*** ENTRIES PROVIDED Section Begins ***

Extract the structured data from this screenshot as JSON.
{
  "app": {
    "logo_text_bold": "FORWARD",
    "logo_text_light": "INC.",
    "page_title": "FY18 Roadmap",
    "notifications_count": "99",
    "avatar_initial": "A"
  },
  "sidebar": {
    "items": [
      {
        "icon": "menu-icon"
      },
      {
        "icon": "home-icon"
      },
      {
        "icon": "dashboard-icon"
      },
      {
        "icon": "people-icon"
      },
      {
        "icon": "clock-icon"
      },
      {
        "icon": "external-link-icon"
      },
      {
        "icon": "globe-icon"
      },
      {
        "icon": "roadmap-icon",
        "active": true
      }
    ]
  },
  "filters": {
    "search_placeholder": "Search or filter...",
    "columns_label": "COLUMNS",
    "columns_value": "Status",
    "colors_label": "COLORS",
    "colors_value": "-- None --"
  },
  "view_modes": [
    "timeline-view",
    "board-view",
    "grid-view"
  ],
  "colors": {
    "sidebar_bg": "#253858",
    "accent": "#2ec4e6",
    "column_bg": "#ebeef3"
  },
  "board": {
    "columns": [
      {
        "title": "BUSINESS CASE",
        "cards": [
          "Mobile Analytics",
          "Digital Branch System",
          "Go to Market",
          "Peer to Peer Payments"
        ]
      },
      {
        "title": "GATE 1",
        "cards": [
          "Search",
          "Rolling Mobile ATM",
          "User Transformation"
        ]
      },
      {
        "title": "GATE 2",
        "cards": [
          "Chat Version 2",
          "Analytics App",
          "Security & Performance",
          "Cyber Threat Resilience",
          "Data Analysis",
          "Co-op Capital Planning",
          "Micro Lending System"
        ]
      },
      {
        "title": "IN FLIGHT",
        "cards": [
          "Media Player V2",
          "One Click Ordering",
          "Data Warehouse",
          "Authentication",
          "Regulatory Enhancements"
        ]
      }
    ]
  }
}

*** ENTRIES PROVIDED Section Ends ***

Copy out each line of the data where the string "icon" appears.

        "icon": "menu-icon"
        "icon": "home-icon"
        "icon": "dashboard-icon"
        "icon": "people-icon"
        "icon": "clock-icon"
        "icon": "external-link-icon"
        "icon": "globe-icon"
        "icon": "roadmap-icon",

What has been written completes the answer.